80 years ago on Dec. 7, Pearl Harbor was attacked and more than 2,000 Americans were killed. The very next day, the United States entered World War II.
Dec. 7 became a national holiday of remembrance in 1994, and to this day, flags are flown at half-staff to honor those who served our country.
For the 80th anniversary of Pearl Harbor, the Frazier Museum in downtown Louisville partnered with Honor Flight Bluegrass to host a special program titled “Saluting our Veterans: The 80th Anniversary of Pearl Harbor."
The event allowed community members to gather with people who could share their experiences from that time.
During the event, they paid tribute to one of Kentucky's only living survivors of Pearl Harbor, 100-year-old David Payne from Hardin, Kentucky.
Andy Treinen, President and CEO of the Frazier History Museum said, "It's important to remember how we got here, and the sacrifices of the people who put us in this position."
Most Pearl Harbor and WWII veterans are well in their 90s and above, which makes celebrating and honoring them important now more than ever.
A veteran who attended the Frazier event said they remember the newsboys yelling 'extra, extra read all about it' up and down their street when papers reported what happened.

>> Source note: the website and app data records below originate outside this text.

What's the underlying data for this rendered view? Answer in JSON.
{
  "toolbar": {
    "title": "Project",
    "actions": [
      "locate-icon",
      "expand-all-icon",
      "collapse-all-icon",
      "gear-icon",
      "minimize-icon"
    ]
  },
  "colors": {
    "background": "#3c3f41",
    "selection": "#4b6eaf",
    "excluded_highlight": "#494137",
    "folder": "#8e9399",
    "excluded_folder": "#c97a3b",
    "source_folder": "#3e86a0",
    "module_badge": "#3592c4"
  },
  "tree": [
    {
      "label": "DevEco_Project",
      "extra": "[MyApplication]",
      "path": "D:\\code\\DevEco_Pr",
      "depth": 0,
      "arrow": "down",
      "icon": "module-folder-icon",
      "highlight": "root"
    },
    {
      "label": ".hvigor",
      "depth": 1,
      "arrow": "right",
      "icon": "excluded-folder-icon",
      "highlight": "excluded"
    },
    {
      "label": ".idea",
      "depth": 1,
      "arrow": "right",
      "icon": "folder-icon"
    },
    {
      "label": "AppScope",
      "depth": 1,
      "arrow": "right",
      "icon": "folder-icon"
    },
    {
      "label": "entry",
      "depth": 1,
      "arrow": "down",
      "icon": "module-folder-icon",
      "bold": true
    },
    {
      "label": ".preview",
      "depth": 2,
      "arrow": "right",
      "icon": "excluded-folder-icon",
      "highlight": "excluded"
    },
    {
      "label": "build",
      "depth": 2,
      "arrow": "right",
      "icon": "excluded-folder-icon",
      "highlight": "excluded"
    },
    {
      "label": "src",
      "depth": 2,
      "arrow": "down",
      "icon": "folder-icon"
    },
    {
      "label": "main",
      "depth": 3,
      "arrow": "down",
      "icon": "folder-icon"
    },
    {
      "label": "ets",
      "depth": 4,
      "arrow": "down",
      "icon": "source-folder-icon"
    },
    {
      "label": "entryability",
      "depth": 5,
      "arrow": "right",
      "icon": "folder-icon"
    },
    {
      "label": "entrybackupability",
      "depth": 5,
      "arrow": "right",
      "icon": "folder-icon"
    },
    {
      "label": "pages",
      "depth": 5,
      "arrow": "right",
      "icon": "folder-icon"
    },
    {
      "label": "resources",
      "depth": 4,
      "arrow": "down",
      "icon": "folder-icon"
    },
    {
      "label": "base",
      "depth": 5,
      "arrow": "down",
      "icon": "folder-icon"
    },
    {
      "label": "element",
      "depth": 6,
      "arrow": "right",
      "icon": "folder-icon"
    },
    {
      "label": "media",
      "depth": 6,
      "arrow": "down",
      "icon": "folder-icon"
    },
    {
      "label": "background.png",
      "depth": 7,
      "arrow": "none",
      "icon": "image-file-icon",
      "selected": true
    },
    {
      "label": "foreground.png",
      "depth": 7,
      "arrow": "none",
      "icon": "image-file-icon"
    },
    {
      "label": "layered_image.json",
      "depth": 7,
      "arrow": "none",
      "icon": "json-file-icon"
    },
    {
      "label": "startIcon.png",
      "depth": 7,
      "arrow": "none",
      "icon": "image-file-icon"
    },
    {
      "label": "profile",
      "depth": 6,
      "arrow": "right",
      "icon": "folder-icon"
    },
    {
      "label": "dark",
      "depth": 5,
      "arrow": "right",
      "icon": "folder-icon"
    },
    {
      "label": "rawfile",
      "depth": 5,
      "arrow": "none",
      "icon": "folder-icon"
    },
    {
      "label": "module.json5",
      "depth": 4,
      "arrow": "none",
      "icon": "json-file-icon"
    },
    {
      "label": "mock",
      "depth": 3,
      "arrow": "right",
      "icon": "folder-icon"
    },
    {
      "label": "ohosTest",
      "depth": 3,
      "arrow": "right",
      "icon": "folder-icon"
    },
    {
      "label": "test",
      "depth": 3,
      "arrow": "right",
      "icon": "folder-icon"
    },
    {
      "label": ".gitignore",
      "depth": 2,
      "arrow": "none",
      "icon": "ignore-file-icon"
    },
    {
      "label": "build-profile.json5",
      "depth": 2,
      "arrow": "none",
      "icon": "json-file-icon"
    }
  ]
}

There were military vehicles and artifacts from the war, along with a special story about a selection of world-historical documents that made their way to Kentucky for safe-keeping on Dec. 27, 1941 — two weeks after the bombing of Pearl Harbor.